Translator was one of the first “new wave” groups I got into back in my college years. The polished songs people are used to hearing out of 415 Records are not what you’ll hear on this collection of unreleased demos and alternate versions spanning from 1979-1985. Rather, this compilation reveals the roughness and edginess inherent in early music experiments in this genre, and also shows the punk influence on this San Francisco by way of LA group. For starters, “Everywhere That I’m Not” practically defined an entire musical decade for me. It was a hit for the band on college radio and stays with me to this day. “Starry Eyes” by The Records is another such song, from another iconic band from the late 70s/early 80s. Also evident is the 50s rock and roll influence (listen to opening song “Translator”) to see what I mean. The early version of “Everywhere That I’m Not” has shaky, nervous vocals, yet it captures the same punky spirit that pervaded the finished version we all came to know on the band’s excellent debut, Heartbeats and Triggers.

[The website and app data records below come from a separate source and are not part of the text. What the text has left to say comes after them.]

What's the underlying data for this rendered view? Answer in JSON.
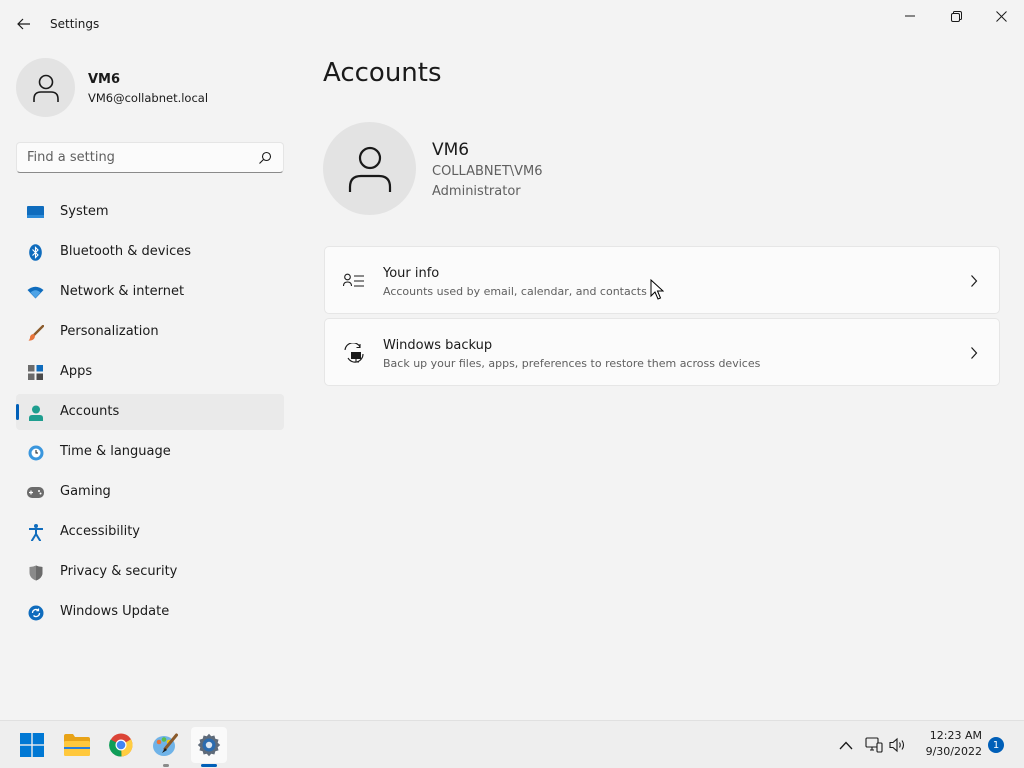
{
  "window": {
    "title": "Settings",
    "controls": {
      "minimize": "minimize-icon",
      "maximize": "restore-icon",
      "close": "close-icon"
    }
  },
  "sidebar": {
    "profile": {
      "name": "VM6",
      "email": "VM6@collabnet.local"
    },
    "search": {
      "placeholder": "Find a setting"
    },
    "items": [
      {
        "label": "System",
        "icon": "monitor-icon",
        "active": false
      },
      {
        "label": "Bluetooth & devices",
        "icon": "bluetooth-icon",
        "active": false
      },
      {
        "label": "Network & internet",
        "icon": "wifi-icon",
        "active": false
      },
      {
        "label": "Personalization",
        "icon": "brush-icon",
        "active": false
      },
      {
        "label": "Apps",
        "icon": "apps-icon",
        "active": false
      },
      {
        "label": "Accounts",
        "icon": "person-icon",
        "active": true
      },
      {
        "label": "Time & language",
        "icon": "clock-globe-icon",
        "active": false
      },
      {
        "label": "Gaming",
        "icon": "gamepad-icon",
        "active": false
      },
      {
        "label": "Accessibility",
        "icon": "accessibility-icon",
        "active": false
      },
      {
        "label": "Privacy & security",
        "icon": "shield-icon",
        "active": false
      },
      {
        "label": "Windows Update",
        "icon": "sync-icon",
        "active": false
      }
    ]
  },
  "main": {
    "title": "Accounts",
    "user": {
      "name": "VM6",
      "domain": "COLLABNET\\VM6",
      "role": "Administrator"
    },
    "cards": [
      {
        "title": "Your info",
        "description": "Accounts used by email, calendar, and contacts",
        "icon": "contact-card-icon"
      },
      {
        "title": "Windows backup",
        "description": "Back up your files, apps, preferences to restore them across devices",
        "icon": "backup-sync-icon"
      }
    ]
  },
  "taskbar": {
    "apps": [
      {
        "name": "Start",
        "icon": "windows-start-icon"
      },
      {
        "name": "File Explorer",
        "icon": "folder-icon"
      },
      {
        "name": "Google Chrome",
        "icon": "chrome-icon"
      },
      {
        "name": "Paint",
        "icon": "paint-icon"
      },
      {
        "name": "Settings",
        "icon": "settings-gear-icon",
        "active": true
      }
    ],
    "tray": {
      "time": "12:23 AM",
      "date": "9/30/2022",
      "notifications": "1"
    }
  },
  "colors": {
    "accent": "#005fb8",
    "background": "#f3f3f3",
    "card": "#fbfbfb"
  }
}
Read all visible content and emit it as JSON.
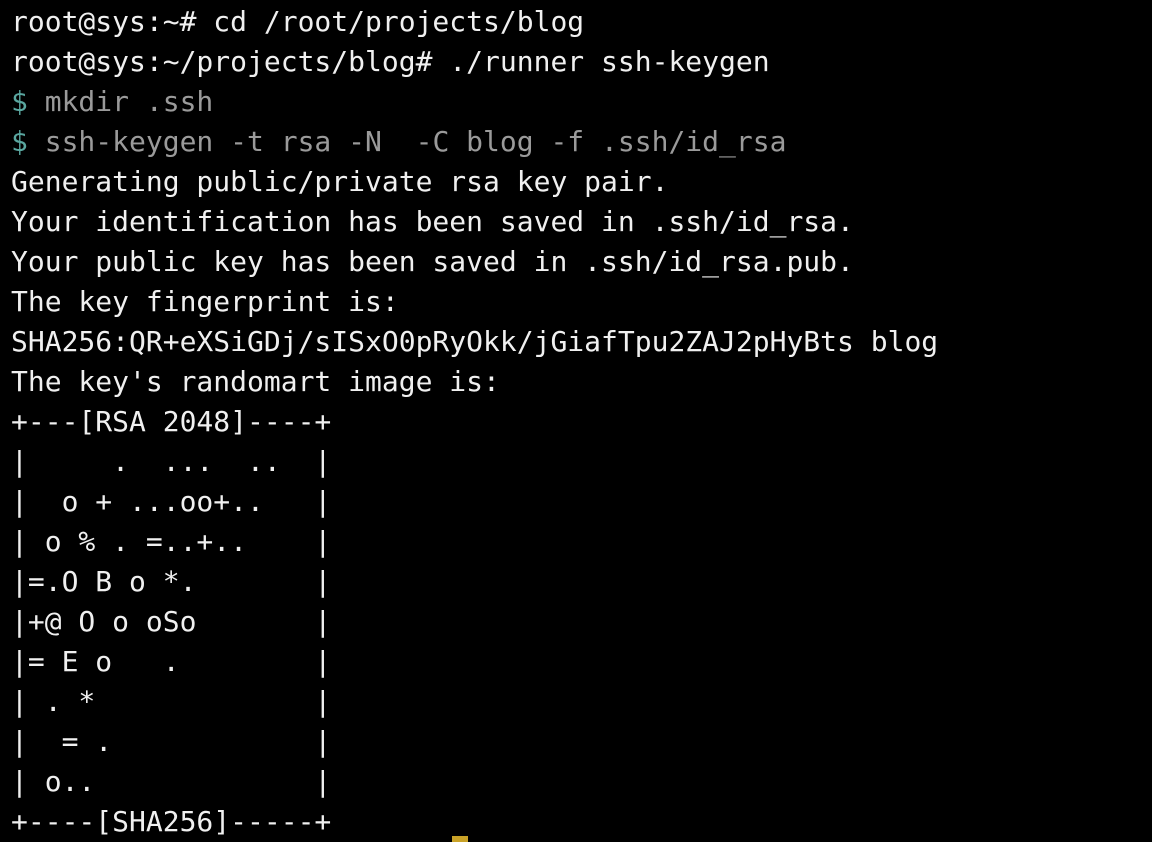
{
  "terminal": {
    "lines": [
      "root@sys:~# cd /root/projects/blog",
      "root@sys:~/projects/blog# ./runner ssh-keygen",
      "Generating public/private rsa key pair.",
      "Your identification has been saved in .ssh/id_rsa.",
      "Your public key has been saved in .ssh/id_rsa.pub.",
      "The key fingerprint is:",
      "SHA256:QR+eXSiGDj/sISxO0pRyOkk/jGiafTpu2ZAJ2pHyBts blog",
      "The key's randomart image is:"
    ],
    "runner_cmds": [
      {
        "sigil": "$",
        "text": " mkdir .ssh"
      },
      {
        "sigil": "$",
        "text": " ssh-keygen -t rsa -N  -C blog -f .ssh/id_rsa"
      }
    ],
    "randomart": [
      "+---[RSA 2048]----+",
      "|     .  ...  ..  |",
      "|  o + ...oo+..   |",
      "| o % . =..+..    |",
      "|=.O B o *.       |",
      "|+@ O o oSo       |",
      "|= E o   .        |",
      "| . *             |",
      "|  = .            |",
      "| o..             |",
      "+----[SHA256]-----+"
    ]
  },
  "colors": {
    "background": "#000000",
    "text": "#f0f0f0",
    "prompt_sigil": "#5aa7a0",
    "runner_cmd": "#9a9a9a",
    "cursor": "#c9a227"
  }
}
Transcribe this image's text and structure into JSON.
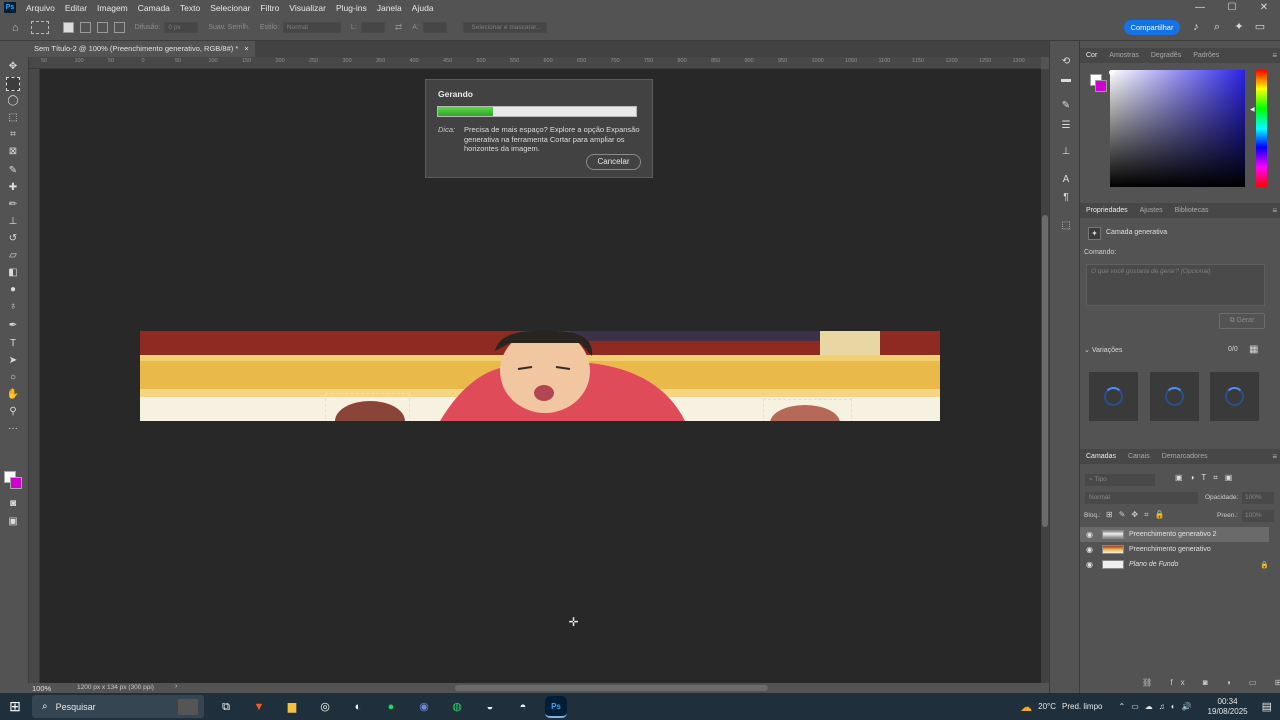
{
  "app": {
    "logo": "Ps"
  },
  "menu": [
    "Arquivo",
    "Editar",
    "Imagem",
    "Camada",
    "Texto",
    "Selecionar",
    "Filtro",
    "Visualizar",
    "Plug-ins",
    "Janela",
    "Ajuda"
  ],
  "window_controls": {
    "minimize": "—",
    "maximize": "☐",
    "close": "✕"
  },
  "options": {
    "difusao_label": "Difusão:",
    "difusao_value": "0 px",
    "suav_label": "Suav. Serrilh.",
    "estilo_label": "Estilo:",
    "estilo_value": "Normal",
    "largura_label": "L:",
    "altura_label": "A:",
    "select_mask": "Selecionar e mascarar..."
  },
  "share_button": "Compartilhar",
  "document": {
    "tab_title": "Sem Título-2 @ 100% (Preenchimento generativo, RGB/8#) *",
    "tab_close": "×"
  },
  "ruler_labels": [
    "50",
    "100",
    "50",
    "0",
    "50",
    "100",
    "150",
    "200",
    "250",
    "300",
    "350",
    "400",
    "450",
    "500",
    "550",
    "600",
    "650",
    "700",
    "750",
    "800",
    "850",
    "900",
    "950",
    "1000",
    "1050",
    "1100",
    "1150",
    "1200",
    "1250",
    "1300"
  ],
  "dialog": {
    "title": "Gerando",
    "progress": 0.28,
    "tip_label": "Dica:",
    "tip_text": "Precisa de mais espaço? Explore a opção Expansão generativa na ferramenta Cortar para ampliar os horizontes da imagem.",
    "cancel": "Cancelar"
  },
  "status": {
    "zoom": "100%",
    "doc_info": "1200 px x 134 px (300 ppi)"
  },
  "panels": {
    "color_tabs": [
      "Cor",
      "Amostras",
      "Degradês",
      "Padrões"
    ],
    "props_tabs": [
      "Propriedades",
      "Ajustes",
      "Bibliotecas"
    ],
    "layer_type": "Camada generativa",
    "prompt_label": "Comando:",
    "prompt_placeholder": "O que você gostaria de gerar? (Opcional)",
    "generate": "Gerar",
    "variations_label": "Variações",
    "variations_count": "0/0",
    "layers_tabs": [
      "Camadas",
      "Canais",
      "Demarcadores"
    ],
    "layers_search": "Tipo",
    "blend_mode": "Normal",
    "opacity_label": "Opacidade:",
    "opacity_value": "100%",
    "lock_label": "Bloq.:",
    "fill_label": "Preen.:",
    "fill_value": "100%",
    "layers": [
      "Preenchimento generativo 2",
      "Preenchimento generativo",
      "Plano de Fundo"
    ]
  },
  "colors": {
    "accent": "#1473e6",
    "background_swatch": "#d000d0",
    "progress": "#3cc12c"
  },
  "taskbar": {
    "search": "Pesquisar",
    "apps": [
      "task-view",
      "brave",
      "file-explorer",
      "chrome",
      "app",
      "spotify",
      "discord",
      "whatsapp",
      "app",
      "app",
      "photoshop"
    ],
    "weather": "20°C",
    "weather_desc": "Pred. limpo",
    "time": "00:34",
    "date": "19/08/2025"
  }
}
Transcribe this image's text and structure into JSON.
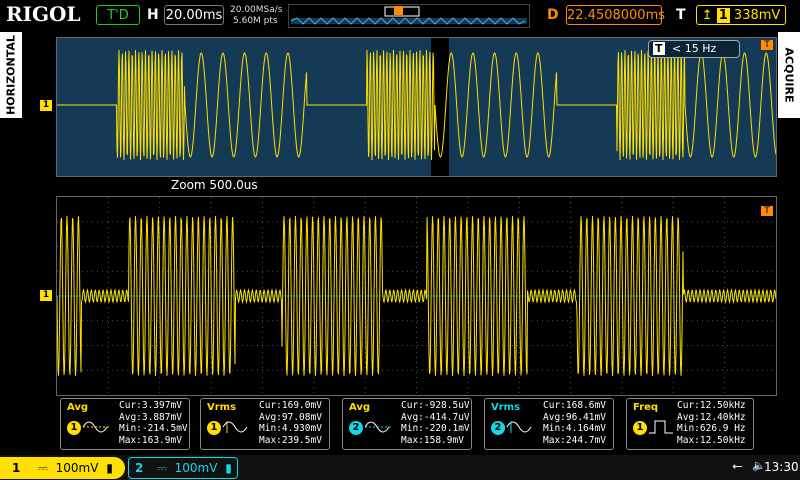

Robert Darlington and Steve Barton, both singer/guitarists, added a nice variety of vocal stylings across the board. Regretfully, there is no alternate version of “No Time Like Now”, my favorite song by the band, a perfect amalgamation of folk rock and that frenetic new wave energy the band excels in. Instead, we have “Optimism”, a raw slice of energy, and “Necessary Spinning”, much the same as on their first record. “Get Out” is a protest song in the vein of “Sleeping Snakes”, and “Everything is Falling” is an upbeat number that appeared on the band’s second album. By the band’s third album, simply called Translator, the group was crafting gems such as “Gravity”, simply excellent tunes with gorgeous harmonies and tightly executed playing. Robert and Steve’s voices blended together seamlessly on this and other tracks. “We Fell Away” is a great tune that would have easily slotted into the other tunes on their debut, and “Winter Crying”, a slow, pensive piece appeared in its final form on the band’s fourth album, Evening of the Harvest. Other notable songs are “Standing in Line”, a fast but deftly played song that was a staple of their live shows, and “Inside My Mind”. I also really like “Friends of the Future” and “Fall Forever”, both memorable songs that also appeared on their excellent third album.

In summary, this is a fine collection of rarities chronicling the rise of a band that I’ve never forgotten, accompanied by extensive liner notes from Steve Barton. Even better, the band is back together and working on new material. So this is a perfect time to pick up this collection and get in on the musical action.

Get the album here.

Check out the band’s web site.